Processing power can be an issue. If the specific software is asked to do too much on a low-powered computer, delays in processing will occur. In situations where real-time comparisons are a must, the system will simply be unable to deliver in a reliable, timely manner. And don’t forget the quality of the facial image database: If the reference images aren’t good enough in terms of clarity and resolution, then the whole system will be hobbled.
“Given these limits, it appears that facial recognition has a long way to go before it reaches the accuracy and reliability rates of fingerprint or iris-based recognition,” says Nosker, of Fulcrum Biometrics, which has offices in India and San Antonio. “The consensus of industry—and large users of biometric systems such as the Department of Defense—is thus that facial recognition is not sufficient as a standalone determination of identity in large scale databases/populations.” This is why his company sells the Fulcrum Biometrics Framework (FbF) identity solution, “which seamlessly incorporates face, iris, fingerprint and palm print identification.”
OPTIMIZING THE AREA
All of the limits described above can be dealt with, allowing security organizations to get the most out of their facial recognition/video surveillance systems.
“Lighting is key to capturing high resolution, usable video images,” says Schneiderman of Pittsburgh Pattern Recognition. “If you’ve got windows or other sources of glare in the shot, either mask them out with curtains or move the camera to another location.”
Cameras should also be restricted to medium or even close shots, to give the software more to work with when scanning an individual face. One way to do this successfully is to locate the security position “in a choke point,” says Raderschadt, of Cognitec. “By putting the position in a narrow, restricted area, you reduce the number of people that the camera has to cover; you can even bring it down to just one with proper camera placement.”
Cognitec Systems Corp.’s Examiner software corrects and enhances images to help find matches in a database. A second improvement is moving the camera down from their overhead perches, so that they are shooting towards the person being surveilled at eye level. “It makes sense to shoot surveillance video as close to the angle and position of your reference facial images,” Schneiderman says. “This provides a similar sample for the software to compare against the database, enhancing its ability to make accurate matches.”
“Nevertheless, a sample image may not always be from the same angle as the reference image,” he adds. “Our company has made great progress in being to recognize non-frontal face images and will be releasing software that accomplishes this shortly. This software will greatly expand the usability of face recognition to situations where it had not possible in the past.”
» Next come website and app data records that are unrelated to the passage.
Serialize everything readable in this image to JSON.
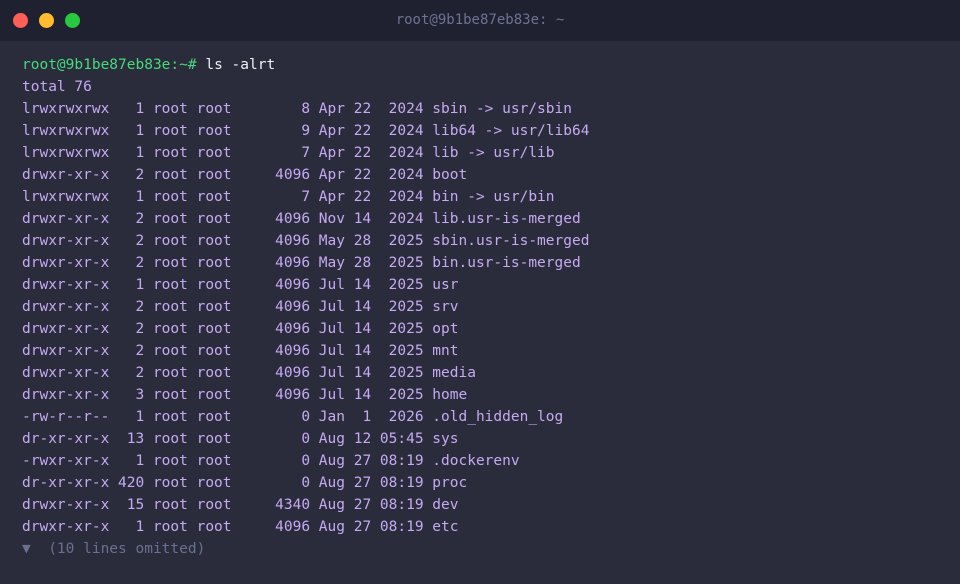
{
  "window": {
    "title": "root@9b1be87eb83e: ~",
    "buttons": {
      "close_color": "#ff5f57",
      "minimize_color": "#febc2e",
      "maximize_color": "#28c840"
    }
  },
  "terminal": {
    "prompt": "root@9b1be87eb83e:~#",
    "command": " ls -alrt",
    "total": "total 76",
    "listing": [
      "lrwxrwxrwx   1 root root        8 Apr 22  2024 sbin -> usr/sbin",
      "lrwxrwxrwx   1 root root        9 Apr 22  2024 lib64 -> usr/lib64",
      "lrwxrwxrwx   1 root root        7 Apr 22  2024 lib -> usr/lib",
      "drwxr-xr-x   2 root root     4096 Apr 22  2024 boot",
      "lrwxrwxrwx   1 root root        7 Apr 22  2024 bin -> usr/bin",
      "drwxr-xr-x   2 root root     4096 Nov 14  2024 lib.usr-is-merged",
      "drwxr-xr-x   2 root root     4096 May 28  2025 sbin.usr-is-merged",
      "drwxr-xr-x   2 root root     4096 May 28  2025 bin.usr-is-merged",
      "drwxr-xr-x   1 root root     4096 Jul 14  2025 usr",
      "drwxr-xr-x   2 root root     4096 Jul 14  2025 srv",
      "drwxr-xr-x   2 root root     4096 Jul 14  2025 opt",
      "drwxr-xr-x   2 root root     4096 Jul 14  2025 mnt",
      "drwxr-xr-x   2 root root     4096 Jul 14  2025 media",
      "drwxr-xr-x   3 root root     4096 Jul 14  2025 home",
      "-rw-r--r--   1 root root        0 Jan  1  2026 .old_hidden_log",
      "dr-xr-xr-x  13 root root        0 Aug 12 05:45 sys",
      "-rwxr-xr-x   1 root root        0 Aug 27 08:19 .dockerenv",
      "dr-xr-xr-x 420 root root        0 Aug 27 08:19 proc",
      "drwxr-xr-x  15 root root     4340 Aug 27 08:19 dev",
      "drwxr-xr-x   1 root root     4096 Aug 27 08:19 etc"
    ],
    "omitted": "▼  (10 lines omitted)"
  },
  "colors": {
    "background": "#2a2c3c",
    "titlebar": "#1f2130",
    "prompt": "#47d97a",
    "output": "#c6a9f2",
    "command": "#eef0f8",
    "muted": "#6a7090"
  }
}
So, be sure that your surveillance system is recording to digital nonlinear files, and that these files are compatible with the facial recognition program you are thinking of buying. Use computers that have more than enough processing power to run the software, to allow ‘headroom’ for extra demands and eventual software upgrades. And to play it safe, consider Nosker’s advice about using facial recognition in tandem with other forms of surveillance and identification. Multiple systems provide higher certainty, plus a backup path should your facial recognition computer fail.
The bottom line: Combining facial recognition software with video surveillance can deliver a potent boost to any security system. In today’s justifiably paranoid times, it is an investment worth looking into.